I knew I wanted to do something productive after I finished University and preferably something that mixed work and travel. After some research and talking to friends I used the agency Camp America to organize working at a summer camp in America for the summer. A few friends had used the agency to work in America in previous years and said it was a great experience. So after visiting a fair and meeting with different camps I agreed to work at a camp called Arcadia in Maine as a swim teacher and lifeguard.
I’ll be working at the summer camp for 11 weeks and it is probably the next logical step after my experience in Poland. It will be very different as I will have daily responsibilities for swimming and lifeguarding and will be living with other workers for the duration of the camp. I’ve been told to expect long days from around 8am and to 8pm and to not have much free time way from camp.
However as It is an all-girls camp, us guy workers won’t be living with the campers and have our own separate accommodation. This means that we may have more free time in-between our work periods as well as in the evenings as we don’t have to look after the children like the female member of staff will.
I’m expecting to make good friends.
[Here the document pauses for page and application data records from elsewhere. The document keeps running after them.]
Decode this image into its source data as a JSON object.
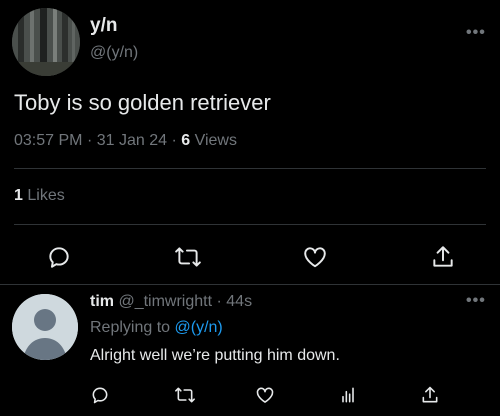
{
  "tweet": {
    "author_name": "y/n",
    "author_handle": "@(y/n)",
    "text": "Toby is so golden retriever",
    "time": "03:57 PM",
    "sep1": "·",
    "date": "31 Jan 24",
    "sep2": "·",
    "views_count": "6",
    "views_label": "Views",
    "likes_count": "1",
    "likes_label": "Likes",
    "more_glyph": "•••"
  },
  "reply": {
    "name": "tim",
    "handle": "@_timwrightt",
    "sep": "·",
    "age": "44s",
    "replying_prefix": "Replying to",
    "replying_to": "@(y/n)",
    "text": "Alright well we’re putting him down.",
    "more_glyph": "•••"
  },
  "colors": {
    "background": "#000000",
    "text_primary": "#e7e9ea",
    "text_secondary": "#71767b",
    "accent": "#1d9bf0",
    "divider": "#2f3336"
  },
  "icons": {
    "tweet_actions": [
      "reply-icon",
      "retweet-icon",
      "like-icon",
      "share-icon"
    ],
    "reply_actions": [
      "reply-icon",
      "retweet-icon",
      "like-icon",
      "views-icon",
      "share-icon"
    ]
  }
}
Throughout my travels I’ve found that people who travel are extremely easy to get along with, of course not all, but most people have the mind set of meeting new people and being open to new experiences. generally I don’t know really what to expect in great detail. I’m looking forward to the experience and cant wait to get going.
Well first of all, Hello and thank you for following my adventures. Secondly if you’re reading this, I guess I should introduce myself. My name is Michael and I’m a 23 year old Londoner who has recently graduated from Queen Mary, University of London studying geography BSc. As you have probably guessed by the title of this blog, I like to travel. I like it a lot.
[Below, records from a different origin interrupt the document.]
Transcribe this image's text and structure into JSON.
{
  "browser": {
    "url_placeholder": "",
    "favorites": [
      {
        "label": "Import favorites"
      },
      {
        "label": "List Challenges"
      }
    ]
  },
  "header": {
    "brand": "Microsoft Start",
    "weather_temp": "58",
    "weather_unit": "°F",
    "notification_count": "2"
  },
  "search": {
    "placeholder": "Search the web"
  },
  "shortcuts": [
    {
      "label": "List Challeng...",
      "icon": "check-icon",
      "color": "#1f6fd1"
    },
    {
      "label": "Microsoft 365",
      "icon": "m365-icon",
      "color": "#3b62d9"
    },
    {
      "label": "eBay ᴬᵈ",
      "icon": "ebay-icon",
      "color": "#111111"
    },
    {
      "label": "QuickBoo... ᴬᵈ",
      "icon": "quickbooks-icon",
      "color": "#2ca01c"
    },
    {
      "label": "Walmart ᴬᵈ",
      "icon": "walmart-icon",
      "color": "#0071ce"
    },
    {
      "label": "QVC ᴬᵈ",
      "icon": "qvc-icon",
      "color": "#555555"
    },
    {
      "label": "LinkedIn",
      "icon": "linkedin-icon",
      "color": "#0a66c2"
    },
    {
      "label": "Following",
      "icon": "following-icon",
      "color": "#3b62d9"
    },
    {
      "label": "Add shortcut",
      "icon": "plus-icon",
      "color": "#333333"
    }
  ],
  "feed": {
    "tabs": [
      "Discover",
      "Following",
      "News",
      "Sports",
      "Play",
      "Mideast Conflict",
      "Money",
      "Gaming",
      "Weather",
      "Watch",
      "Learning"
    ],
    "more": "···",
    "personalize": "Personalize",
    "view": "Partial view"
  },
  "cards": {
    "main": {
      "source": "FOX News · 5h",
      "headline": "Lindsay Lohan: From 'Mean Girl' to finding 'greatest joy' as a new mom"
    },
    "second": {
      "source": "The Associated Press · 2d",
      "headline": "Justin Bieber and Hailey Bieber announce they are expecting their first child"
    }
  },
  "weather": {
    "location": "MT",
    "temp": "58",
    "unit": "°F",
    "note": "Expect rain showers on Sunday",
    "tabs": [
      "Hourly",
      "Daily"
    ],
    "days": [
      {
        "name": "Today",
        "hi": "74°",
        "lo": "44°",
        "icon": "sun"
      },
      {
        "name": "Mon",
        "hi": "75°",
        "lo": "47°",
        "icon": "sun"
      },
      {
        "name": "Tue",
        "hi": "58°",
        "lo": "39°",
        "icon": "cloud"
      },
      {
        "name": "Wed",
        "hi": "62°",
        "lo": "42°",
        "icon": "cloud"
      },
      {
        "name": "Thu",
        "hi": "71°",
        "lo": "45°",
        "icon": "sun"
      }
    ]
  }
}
I’ve been lucky enough over the last few years to travel to some amazing places and I’ve decided to set up this blog in order to document them. One reason for this is for personal recollection and another is to share the adventure with others and hopefully encourage people to explore the world and travel.
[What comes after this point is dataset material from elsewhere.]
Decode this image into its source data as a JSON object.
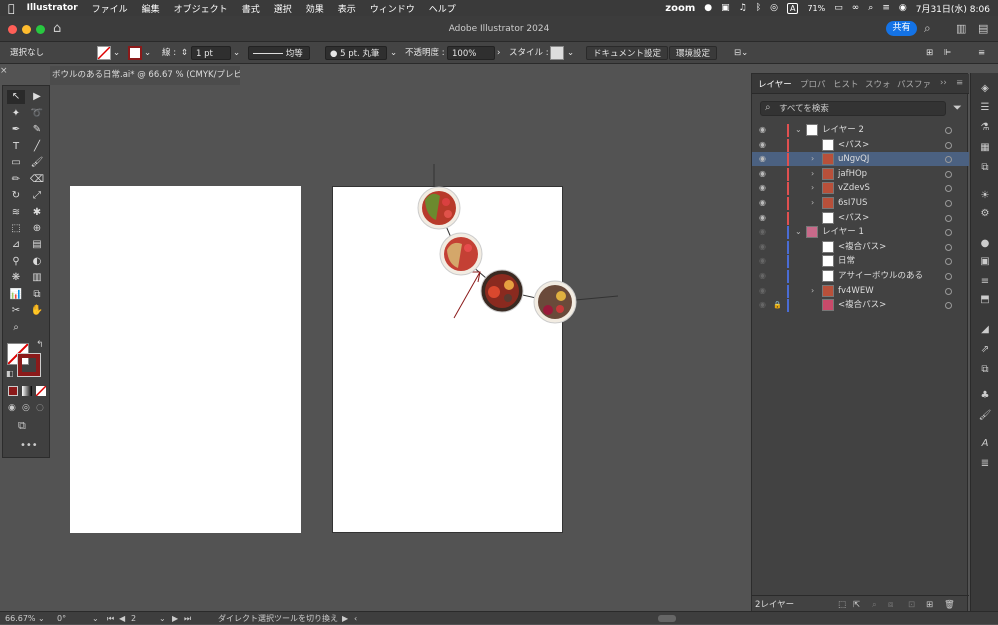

I guess my love affair with travel started when I was 20. One weekend during my first year of Uni me and two mates got the ‘itch’ and decided to drive to Paris and stay in a great little hostel for 3 nights. It was my first time in a hostel and it felt right from the beginning. Everyone had the same mind-set of meeting new people and just wanted to have a good time. My two mates and I got talking to these 4 Kenya’s and an Israeli chick who we basically spent the weekend with. We went around Paris day and night visiting all the sites, drinking, eating and basically just had a great time. After the weekend was over we said our goodbyes and drove back to London. I left Paris with the decision made that I wanted to travel more and as often as possible.
That summer, funded by working as a lifeguard every day I had off Uni, I Inter-railed around Europe. The next summer I traveled around South East Asia for 2 months (video Below). Now I’m sitting on a coach after flight from London to Boston on my way to start my next adventure; working at a summer camp in the USA. The camp is in the US state of Maine and I’ll be staying there for 11 weeks working as a swim teacher and lifeguard. After this my visa allows me to travel the country for 30 days until I have to return home at the end of September.